[Items from an interface collection]
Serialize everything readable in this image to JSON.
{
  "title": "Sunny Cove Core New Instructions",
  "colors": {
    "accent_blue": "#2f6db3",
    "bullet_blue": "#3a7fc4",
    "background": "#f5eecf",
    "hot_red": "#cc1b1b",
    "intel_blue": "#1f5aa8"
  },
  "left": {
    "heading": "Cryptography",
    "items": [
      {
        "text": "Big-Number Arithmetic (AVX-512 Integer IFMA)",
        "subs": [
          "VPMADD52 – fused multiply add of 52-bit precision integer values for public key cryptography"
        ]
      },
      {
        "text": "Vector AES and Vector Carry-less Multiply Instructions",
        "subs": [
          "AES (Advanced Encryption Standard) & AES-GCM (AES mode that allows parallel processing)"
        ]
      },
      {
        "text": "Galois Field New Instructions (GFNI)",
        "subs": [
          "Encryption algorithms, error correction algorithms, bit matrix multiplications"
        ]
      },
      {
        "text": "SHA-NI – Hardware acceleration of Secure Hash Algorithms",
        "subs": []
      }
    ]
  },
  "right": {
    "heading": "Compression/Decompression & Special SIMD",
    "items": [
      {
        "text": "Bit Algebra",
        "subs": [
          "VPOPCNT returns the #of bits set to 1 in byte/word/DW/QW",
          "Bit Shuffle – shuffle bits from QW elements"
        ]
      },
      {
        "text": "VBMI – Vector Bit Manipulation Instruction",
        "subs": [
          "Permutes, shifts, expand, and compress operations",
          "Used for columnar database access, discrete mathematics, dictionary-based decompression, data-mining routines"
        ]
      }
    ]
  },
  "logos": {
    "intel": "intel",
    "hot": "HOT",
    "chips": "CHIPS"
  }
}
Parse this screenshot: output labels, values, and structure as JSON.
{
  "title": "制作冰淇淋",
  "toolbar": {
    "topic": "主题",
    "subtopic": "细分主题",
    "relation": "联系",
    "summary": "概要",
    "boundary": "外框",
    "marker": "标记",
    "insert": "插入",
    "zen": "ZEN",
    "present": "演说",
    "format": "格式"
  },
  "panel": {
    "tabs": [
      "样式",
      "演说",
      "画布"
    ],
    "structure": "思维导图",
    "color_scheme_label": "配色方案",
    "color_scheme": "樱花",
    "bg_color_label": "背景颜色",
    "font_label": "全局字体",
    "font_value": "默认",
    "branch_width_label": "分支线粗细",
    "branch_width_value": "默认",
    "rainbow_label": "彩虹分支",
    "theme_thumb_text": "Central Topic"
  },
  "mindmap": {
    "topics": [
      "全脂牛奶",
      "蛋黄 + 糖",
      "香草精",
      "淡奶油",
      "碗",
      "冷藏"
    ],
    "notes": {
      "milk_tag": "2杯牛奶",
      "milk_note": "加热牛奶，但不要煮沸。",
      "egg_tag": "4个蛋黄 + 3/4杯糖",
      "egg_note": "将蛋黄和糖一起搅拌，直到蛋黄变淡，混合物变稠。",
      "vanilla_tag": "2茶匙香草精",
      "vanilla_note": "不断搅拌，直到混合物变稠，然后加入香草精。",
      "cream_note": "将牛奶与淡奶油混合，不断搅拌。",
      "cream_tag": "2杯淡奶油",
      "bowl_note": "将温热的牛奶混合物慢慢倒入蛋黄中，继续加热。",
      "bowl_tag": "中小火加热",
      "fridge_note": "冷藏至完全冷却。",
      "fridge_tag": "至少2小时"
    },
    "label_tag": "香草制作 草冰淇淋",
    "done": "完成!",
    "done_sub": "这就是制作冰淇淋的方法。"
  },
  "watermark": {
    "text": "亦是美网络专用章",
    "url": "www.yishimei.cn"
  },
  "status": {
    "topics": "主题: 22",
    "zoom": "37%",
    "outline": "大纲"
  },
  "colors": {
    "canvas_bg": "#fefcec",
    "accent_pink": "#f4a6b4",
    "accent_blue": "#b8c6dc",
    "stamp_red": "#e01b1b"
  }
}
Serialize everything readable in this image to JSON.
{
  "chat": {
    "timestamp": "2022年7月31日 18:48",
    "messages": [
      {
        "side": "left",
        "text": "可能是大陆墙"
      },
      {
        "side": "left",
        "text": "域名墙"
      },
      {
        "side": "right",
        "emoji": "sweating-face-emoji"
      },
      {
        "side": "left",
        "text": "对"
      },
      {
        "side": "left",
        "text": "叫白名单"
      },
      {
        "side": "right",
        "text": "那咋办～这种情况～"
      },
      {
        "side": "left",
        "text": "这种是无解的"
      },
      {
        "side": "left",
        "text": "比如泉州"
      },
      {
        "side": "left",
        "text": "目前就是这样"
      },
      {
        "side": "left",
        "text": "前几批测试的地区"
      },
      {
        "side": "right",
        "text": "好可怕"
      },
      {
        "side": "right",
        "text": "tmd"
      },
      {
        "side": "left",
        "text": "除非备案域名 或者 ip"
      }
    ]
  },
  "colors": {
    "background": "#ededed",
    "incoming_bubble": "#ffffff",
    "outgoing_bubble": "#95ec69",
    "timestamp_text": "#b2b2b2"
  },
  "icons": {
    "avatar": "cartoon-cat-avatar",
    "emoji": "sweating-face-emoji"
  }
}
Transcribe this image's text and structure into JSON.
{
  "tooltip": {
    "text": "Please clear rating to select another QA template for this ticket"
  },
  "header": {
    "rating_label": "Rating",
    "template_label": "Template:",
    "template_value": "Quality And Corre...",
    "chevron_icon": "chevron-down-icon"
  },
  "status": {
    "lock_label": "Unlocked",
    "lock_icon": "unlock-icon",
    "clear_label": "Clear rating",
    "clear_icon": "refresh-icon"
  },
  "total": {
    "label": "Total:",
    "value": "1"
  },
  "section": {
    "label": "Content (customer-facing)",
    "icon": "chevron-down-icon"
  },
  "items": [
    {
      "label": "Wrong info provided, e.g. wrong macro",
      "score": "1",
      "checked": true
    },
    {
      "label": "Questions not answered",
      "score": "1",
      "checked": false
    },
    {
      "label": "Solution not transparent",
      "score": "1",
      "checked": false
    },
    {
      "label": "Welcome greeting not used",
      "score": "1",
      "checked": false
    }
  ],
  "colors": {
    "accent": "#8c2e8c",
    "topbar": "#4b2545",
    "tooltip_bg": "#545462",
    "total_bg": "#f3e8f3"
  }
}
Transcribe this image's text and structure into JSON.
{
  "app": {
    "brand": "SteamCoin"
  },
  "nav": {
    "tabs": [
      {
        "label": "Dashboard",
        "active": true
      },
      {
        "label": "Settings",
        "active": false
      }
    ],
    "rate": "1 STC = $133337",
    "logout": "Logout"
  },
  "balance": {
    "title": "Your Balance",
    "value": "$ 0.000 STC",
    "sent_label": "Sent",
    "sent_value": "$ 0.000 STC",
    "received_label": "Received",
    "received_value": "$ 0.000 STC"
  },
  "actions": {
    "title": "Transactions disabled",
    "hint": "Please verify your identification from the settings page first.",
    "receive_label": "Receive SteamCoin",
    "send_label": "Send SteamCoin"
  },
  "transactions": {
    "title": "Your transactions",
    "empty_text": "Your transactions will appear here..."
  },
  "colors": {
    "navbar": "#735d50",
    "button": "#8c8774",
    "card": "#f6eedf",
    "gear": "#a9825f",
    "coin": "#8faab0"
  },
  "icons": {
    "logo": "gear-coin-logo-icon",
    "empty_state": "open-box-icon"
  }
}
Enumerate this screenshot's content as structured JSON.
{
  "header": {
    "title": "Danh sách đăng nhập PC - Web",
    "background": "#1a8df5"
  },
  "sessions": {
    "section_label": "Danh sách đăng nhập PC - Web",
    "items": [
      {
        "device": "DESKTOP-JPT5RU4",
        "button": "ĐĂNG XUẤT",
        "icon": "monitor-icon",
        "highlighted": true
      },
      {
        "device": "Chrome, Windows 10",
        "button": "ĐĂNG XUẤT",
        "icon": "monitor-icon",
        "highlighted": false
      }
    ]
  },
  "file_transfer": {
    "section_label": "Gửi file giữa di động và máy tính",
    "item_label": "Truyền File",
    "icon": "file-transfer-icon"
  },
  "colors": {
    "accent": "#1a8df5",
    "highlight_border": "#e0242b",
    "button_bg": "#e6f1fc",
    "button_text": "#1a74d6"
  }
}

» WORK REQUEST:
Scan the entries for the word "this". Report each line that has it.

» SOLVED EXERCISE:
Serialize everything readable in this image to JSON.
Parse this screenshot: output labels, values, and structure as JSON.
Serialize everything readable in this image to JSON.
Transcribe this image's text and structure into JSON.
    "text": "Please clear rating to select another QA template for this ticket"
Transcribe this image's text and structure into JSON.
Enumerate this screenshot's content as structured JSON.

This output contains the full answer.